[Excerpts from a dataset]
[Start of Attachment]

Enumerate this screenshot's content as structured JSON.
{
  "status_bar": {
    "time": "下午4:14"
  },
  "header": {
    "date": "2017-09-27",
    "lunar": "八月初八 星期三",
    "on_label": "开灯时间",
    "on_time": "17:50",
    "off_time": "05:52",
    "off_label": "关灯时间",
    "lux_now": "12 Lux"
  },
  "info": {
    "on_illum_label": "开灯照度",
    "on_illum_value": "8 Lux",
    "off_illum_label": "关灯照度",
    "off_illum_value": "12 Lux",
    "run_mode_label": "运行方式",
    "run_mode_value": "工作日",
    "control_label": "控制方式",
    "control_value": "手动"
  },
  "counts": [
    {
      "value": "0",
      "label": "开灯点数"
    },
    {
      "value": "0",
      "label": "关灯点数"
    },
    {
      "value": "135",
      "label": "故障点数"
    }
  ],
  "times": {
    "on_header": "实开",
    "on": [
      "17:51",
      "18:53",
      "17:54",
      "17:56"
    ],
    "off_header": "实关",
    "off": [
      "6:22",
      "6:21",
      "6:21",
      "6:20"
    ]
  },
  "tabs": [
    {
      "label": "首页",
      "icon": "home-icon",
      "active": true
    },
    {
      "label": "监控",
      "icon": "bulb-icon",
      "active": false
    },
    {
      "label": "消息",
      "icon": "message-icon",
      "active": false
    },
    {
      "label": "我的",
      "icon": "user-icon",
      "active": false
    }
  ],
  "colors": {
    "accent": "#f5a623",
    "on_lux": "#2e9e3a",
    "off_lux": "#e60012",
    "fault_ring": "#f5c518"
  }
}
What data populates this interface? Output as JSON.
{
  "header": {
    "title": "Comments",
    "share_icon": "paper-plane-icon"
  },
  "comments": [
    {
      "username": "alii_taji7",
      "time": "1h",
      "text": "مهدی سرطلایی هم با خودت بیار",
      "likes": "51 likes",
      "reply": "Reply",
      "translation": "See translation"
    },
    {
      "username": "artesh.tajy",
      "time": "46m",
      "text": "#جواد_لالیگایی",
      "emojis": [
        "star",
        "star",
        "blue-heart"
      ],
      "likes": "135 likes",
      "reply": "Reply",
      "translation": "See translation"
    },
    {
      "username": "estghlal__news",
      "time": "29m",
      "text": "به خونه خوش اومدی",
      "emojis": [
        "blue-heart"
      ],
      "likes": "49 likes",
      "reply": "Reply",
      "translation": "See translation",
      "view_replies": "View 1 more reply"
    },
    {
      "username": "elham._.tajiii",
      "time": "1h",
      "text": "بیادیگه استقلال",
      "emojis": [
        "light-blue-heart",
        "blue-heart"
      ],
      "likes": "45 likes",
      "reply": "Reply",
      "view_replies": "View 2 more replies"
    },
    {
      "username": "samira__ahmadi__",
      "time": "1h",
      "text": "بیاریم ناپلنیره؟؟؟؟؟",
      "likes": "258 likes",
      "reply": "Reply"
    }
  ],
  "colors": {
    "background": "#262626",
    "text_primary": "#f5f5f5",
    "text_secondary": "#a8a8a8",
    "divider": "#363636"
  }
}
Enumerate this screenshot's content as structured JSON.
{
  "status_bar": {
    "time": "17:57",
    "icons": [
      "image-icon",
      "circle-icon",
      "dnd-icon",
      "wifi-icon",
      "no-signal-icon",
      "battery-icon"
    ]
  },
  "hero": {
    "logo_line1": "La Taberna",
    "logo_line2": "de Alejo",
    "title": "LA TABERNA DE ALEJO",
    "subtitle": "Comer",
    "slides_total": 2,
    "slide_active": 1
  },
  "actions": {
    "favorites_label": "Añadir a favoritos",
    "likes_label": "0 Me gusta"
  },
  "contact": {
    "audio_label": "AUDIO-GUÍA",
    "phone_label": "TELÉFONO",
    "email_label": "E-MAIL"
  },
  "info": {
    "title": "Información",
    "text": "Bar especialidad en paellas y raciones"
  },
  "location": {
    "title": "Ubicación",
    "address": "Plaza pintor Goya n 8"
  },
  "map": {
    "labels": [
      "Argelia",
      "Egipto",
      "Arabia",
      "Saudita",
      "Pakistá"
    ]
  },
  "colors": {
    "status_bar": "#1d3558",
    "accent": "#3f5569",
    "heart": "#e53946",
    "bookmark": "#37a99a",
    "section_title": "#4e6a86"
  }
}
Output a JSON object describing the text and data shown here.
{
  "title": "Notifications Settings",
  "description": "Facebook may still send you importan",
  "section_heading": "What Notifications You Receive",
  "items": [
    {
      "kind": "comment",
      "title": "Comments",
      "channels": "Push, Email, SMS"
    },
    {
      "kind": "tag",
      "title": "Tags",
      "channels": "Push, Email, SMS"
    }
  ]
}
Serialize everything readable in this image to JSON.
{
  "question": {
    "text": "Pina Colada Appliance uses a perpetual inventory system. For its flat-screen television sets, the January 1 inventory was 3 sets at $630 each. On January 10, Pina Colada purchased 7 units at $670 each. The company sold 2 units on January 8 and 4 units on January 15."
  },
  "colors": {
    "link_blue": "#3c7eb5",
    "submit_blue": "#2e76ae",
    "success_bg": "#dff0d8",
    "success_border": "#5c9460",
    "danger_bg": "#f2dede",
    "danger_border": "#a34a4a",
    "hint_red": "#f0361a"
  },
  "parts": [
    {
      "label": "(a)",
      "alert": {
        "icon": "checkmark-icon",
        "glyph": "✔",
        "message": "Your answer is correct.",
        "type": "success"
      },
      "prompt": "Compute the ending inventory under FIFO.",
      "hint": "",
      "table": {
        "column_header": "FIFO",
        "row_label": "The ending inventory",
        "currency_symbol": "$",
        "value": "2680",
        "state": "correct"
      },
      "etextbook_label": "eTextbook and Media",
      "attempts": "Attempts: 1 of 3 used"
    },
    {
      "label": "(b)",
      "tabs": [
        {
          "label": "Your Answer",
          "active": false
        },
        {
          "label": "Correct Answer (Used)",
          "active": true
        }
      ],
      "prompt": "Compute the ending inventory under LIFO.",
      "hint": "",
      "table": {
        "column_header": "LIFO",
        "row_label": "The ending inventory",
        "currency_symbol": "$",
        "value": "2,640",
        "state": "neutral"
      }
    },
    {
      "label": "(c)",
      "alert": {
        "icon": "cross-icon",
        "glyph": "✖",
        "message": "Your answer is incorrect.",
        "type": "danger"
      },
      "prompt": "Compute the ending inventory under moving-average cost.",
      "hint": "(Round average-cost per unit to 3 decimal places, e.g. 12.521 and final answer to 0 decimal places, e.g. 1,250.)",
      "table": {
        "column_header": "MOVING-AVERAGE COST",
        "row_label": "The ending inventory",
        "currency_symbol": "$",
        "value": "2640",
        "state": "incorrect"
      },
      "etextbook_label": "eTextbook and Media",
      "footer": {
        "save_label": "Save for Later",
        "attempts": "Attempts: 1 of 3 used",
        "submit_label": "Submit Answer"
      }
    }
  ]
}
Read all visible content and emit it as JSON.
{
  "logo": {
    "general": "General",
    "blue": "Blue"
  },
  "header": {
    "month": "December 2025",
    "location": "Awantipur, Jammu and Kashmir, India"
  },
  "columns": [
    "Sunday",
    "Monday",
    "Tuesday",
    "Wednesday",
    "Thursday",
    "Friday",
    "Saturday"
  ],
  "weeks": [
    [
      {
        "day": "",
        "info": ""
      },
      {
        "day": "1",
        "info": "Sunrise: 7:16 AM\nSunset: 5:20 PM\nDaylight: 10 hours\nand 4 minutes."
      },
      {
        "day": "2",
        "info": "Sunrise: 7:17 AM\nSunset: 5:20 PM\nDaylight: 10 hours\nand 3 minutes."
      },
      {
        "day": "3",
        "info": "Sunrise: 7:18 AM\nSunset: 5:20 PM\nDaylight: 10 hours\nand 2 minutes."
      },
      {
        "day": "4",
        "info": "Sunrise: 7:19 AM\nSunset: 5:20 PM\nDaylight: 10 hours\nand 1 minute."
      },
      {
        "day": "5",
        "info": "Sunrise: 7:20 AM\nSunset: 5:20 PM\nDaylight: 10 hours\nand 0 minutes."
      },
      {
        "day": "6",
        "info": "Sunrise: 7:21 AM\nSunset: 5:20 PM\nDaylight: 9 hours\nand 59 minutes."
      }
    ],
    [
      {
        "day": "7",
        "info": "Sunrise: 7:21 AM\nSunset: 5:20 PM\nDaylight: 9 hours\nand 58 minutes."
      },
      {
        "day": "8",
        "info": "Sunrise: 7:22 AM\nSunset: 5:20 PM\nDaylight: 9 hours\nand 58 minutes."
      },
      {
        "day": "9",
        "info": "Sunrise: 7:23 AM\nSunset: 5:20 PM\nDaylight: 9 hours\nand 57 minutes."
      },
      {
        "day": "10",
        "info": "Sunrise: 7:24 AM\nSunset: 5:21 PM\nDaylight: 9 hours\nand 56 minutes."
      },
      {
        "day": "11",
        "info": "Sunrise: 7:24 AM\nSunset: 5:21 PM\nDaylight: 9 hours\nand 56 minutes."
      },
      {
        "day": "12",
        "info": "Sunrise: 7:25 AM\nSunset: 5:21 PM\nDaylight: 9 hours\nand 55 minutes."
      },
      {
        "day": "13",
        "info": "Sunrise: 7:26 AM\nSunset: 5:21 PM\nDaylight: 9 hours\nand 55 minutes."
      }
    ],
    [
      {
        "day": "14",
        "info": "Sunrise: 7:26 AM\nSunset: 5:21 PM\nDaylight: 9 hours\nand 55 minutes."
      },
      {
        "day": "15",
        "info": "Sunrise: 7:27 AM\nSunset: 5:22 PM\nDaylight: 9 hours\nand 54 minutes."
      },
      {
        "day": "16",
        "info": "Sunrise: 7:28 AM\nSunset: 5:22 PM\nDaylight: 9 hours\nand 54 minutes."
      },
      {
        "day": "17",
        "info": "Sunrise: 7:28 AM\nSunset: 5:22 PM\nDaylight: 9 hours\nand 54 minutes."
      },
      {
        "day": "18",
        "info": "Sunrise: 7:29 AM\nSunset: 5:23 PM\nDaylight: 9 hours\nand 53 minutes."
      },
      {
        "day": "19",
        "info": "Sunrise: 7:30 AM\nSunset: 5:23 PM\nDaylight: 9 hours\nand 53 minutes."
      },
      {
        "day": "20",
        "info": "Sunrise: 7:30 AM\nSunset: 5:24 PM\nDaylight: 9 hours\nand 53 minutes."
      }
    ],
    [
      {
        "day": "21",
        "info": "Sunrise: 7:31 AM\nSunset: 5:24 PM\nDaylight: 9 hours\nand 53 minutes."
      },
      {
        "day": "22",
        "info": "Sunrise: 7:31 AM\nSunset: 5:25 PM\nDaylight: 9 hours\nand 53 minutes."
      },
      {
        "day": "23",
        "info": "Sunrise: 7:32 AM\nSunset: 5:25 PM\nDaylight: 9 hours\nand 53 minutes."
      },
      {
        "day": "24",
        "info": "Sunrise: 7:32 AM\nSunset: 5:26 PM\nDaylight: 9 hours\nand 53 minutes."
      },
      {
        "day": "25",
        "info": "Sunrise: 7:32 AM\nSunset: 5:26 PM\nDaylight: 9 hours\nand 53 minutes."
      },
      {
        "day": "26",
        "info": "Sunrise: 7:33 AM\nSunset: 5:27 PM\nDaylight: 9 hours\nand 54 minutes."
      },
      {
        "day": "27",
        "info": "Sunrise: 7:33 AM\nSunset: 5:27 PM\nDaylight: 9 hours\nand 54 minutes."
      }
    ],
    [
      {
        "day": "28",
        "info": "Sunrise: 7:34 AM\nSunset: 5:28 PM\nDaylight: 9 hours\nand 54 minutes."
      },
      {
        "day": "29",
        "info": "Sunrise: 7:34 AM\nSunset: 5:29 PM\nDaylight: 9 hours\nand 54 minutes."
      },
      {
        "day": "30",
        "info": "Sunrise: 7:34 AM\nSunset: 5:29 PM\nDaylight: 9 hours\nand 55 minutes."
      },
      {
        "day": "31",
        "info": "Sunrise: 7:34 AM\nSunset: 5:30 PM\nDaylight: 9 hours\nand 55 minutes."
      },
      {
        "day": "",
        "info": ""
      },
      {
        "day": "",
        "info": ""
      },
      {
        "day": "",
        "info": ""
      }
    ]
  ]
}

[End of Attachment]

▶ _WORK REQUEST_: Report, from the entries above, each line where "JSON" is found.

▶ _EXERCISE ANSWER_:
Enumerate this screenshot's content as structured JSON.
What data populates this interface? Output as JSON.
Enumerate this screenshot's content as structured JSON.
Output a JSON object describing the text and data shown here.
Serialize everything readable in this image to JSON.
Read all visible content and emit it as JSON.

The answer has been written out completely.